• Exercise description
Return every line of the data that contains the string "value".

Excerpts from an interface dataset:

[Start of Attachment]

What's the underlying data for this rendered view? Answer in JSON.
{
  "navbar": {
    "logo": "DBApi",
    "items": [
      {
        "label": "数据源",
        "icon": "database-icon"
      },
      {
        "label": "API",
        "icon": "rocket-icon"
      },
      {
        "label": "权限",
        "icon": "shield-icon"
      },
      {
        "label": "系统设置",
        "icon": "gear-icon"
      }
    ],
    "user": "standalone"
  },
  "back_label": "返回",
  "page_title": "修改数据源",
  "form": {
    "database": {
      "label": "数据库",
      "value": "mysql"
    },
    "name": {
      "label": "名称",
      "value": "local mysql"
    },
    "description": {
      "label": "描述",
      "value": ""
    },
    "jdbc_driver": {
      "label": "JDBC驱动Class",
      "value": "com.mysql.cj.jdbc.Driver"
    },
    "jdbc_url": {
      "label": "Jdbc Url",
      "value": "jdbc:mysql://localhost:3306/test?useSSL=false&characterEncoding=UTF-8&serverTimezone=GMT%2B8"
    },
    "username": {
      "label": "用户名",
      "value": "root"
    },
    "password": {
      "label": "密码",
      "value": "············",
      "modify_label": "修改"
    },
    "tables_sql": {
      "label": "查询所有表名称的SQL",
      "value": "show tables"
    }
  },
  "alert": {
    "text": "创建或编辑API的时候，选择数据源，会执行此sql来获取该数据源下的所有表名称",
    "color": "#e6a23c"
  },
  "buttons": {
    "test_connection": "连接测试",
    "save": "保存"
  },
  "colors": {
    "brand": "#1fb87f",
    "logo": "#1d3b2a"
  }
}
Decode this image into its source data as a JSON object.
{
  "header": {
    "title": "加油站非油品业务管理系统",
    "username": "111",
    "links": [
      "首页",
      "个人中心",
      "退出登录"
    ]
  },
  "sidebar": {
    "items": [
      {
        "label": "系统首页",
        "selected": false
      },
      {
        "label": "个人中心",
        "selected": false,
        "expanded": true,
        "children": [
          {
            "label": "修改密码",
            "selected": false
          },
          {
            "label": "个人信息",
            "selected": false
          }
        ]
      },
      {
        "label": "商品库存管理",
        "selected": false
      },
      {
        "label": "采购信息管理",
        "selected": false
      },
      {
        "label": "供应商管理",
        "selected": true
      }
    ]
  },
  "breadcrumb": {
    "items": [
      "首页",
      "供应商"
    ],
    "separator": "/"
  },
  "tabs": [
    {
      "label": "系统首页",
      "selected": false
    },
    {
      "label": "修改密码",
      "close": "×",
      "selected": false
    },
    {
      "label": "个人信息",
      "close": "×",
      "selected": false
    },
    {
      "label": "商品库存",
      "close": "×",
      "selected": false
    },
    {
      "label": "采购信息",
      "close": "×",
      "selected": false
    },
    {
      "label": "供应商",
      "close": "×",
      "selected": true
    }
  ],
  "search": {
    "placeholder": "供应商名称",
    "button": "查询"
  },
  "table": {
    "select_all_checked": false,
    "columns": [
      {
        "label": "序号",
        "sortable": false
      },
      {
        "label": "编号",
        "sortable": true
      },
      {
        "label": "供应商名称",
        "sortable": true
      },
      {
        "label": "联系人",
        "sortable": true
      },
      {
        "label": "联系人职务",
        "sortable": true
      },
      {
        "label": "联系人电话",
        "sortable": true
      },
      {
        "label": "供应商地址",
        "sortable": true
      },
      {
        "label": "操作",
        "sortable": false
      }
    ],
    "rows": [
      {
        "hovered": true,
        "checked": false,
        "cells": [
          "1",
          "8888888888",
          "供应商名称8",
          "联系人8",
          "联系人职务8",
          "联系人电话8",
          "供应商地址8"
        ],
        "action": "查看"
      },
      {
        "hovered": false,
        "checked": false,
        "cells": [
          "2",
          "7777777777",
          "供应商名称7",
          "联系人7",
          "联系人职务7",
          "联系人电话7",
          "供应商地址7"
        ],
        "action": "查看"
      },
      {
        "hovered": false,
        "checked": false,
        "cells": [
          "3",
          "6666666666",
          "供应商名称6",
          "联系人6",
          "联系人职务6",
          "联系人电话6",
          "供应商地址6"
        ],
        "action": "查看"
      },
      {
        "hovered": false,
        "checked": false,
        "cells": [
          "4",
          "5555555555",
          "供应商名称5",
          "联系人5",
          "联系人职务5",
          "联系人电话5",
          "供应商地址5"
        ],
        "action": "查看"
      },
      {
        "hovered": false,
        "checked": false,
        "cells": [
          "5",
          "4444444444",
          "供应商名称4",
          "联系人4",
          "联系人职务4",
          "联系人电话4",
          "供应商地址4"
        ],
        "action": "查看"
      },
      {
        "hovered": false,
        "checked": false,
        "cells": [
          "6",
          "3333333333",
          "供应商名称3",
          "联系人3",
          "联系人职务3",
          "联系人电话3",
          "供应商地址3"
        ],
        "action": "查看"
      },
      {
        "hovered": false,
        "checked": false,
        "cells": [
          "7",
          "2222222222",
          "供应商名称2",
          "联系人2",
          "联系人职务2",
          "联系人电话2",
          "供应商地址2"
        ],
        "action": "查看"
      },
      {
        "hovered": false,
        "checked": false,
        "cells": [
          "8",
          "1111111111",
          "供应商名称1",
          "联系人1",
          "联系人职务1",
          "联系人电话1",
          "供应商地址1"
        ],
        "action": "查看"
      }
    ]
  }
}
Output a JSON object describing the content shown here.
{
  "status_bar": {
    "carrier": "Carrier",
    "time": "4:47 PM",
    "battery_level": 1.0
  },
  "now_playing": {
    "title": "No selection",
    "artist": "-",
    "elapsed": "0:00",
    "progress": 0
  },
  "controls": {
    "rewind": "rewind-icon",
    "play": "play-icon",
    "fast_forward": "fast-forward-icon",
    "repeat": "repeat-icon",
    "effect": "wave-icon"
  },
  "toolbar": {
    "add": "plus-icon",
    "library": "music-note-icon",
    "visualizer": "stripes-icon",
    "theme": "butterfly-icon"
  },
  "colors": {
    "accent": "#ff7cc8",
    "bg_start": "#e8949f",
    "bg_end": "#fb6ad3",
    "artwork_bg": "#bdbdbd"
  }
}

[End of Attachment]

• Output below
      "value": "mysql"
      "value": "local mysql"
      "value": ""
      "value": "com.mysql.cj.jdbc.Driver"
      "value": "jdbc:mysql://localhost:3306/test?useSSL=false&characterEncoding=UTF-8&serverTimezone=GMT%2B8"
      "value": "root"
      "value": "············",
      "value": "show tables"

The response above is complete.